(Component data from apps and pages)
--- START ---

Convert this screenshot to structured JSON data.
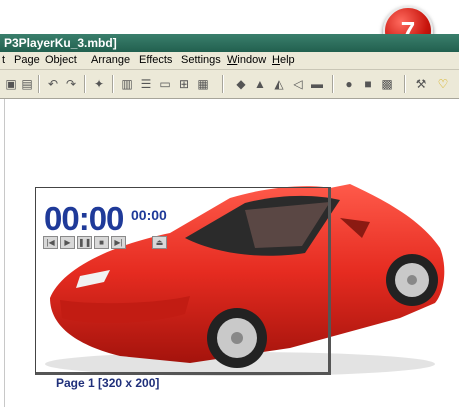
{
  "window": {
    "title": "P3PlayerKu_3.mbd]"
  },
  "menu": [
    {
      "label": "t"
    },
    {
      "label": "Page"
    },
    {
      "label": "Object"
    },
    {
      "label": "Arrange"
    },
    {
      "label": "Effects"
    },
    {
      "label": "Settings"
    },
    {
      "label": "Window"
    },
    {
      "label": "Help"
    }
  ],
  "toolbar": {
    "icons": [
      "disk-icon",
      "print-icon",
      "undo-icon",
      "redo-icon",
      "wand-tool-icon",
      "text-column-icon",
      "text-lines-icon",
      "folder-icon",
      "grid-icon",
      "frame-icon",
      "drop-icon",
      "triangle-icon",
      "mirror-icon",
      "pointer-icon",
      "layout-icon",
      "circle-icon",
      "square-icon",
      "box-icon",
      "magic-icon",
      "lasso-icon"
    ]
  },
  "badge": {
    "number": "7",
    "color": "#c8140c"
  },
  "player": {
    "time_main": "00:00",
    "time_sub": "00:00",
    "controls": [
      "rewind-start",
      "play",
      "pause",
      "stop",
      "forward-end",
      "eject"
    ]
  },
  "page_label": "Page 1 [320 x 200]",
  "colors": {
    "accent": "#1f3a99",
    "titlebar": "#22604f",
    "car": "#e52b20"
  }
}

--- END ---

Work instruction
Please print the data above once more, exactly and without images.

Finished task
Convert this screenshot to structured JSON data.
{
  "window": {
    "title": "P3PlayerKu_3.mbd]"
  },
  "menu": [
    {
      "label": "t"
    },
    {
      "label": "Page"
    },
    {
      "label": "Object"
    },
    {
      "label": "Arrange"
    },
    {
      "label": "Effects"
    },
    {
      "label": "Settings"
    },
    {
      "label": "Window"
    },
    {
      "label": "Help"
    }
  ],
  "toolbar": {
    "icons": [
      "disk-icon",
      "print-icon",
      "undo-icon",
      "redo-icon",
      "wand-tool-icon",
      "text-column-icon",
      "text-lines-icon",
      "folder-icon",
      "grid-icon",
      "frame-icon",
      "drop-icon",
      "triangle-icon",
      "mirror-icon",
      "pointer-icon",
      "layout-icon",
      "circle-icon",
      "square-icon",
      "box-icon",
      "magic-icon",
      "lasso-icon"
    ]
  },
  "badge": {
    "number": "7",
    "color": "#c8140c"
  },
  "player": {
    "time_main": "00:00",
    "time_sub": "00:00",
    "controls": [
      "rewind-start",
      "play",
      "pause",
      "stop",
      "forward-end",
      "eject"
    ]
  },
  "page_label": "Page 1 [320 x 200]",
  "colors": {
    "accent": "#1f3a99",
    "titlebar": "#22604f",
    "car": "#e52b20"
  }
}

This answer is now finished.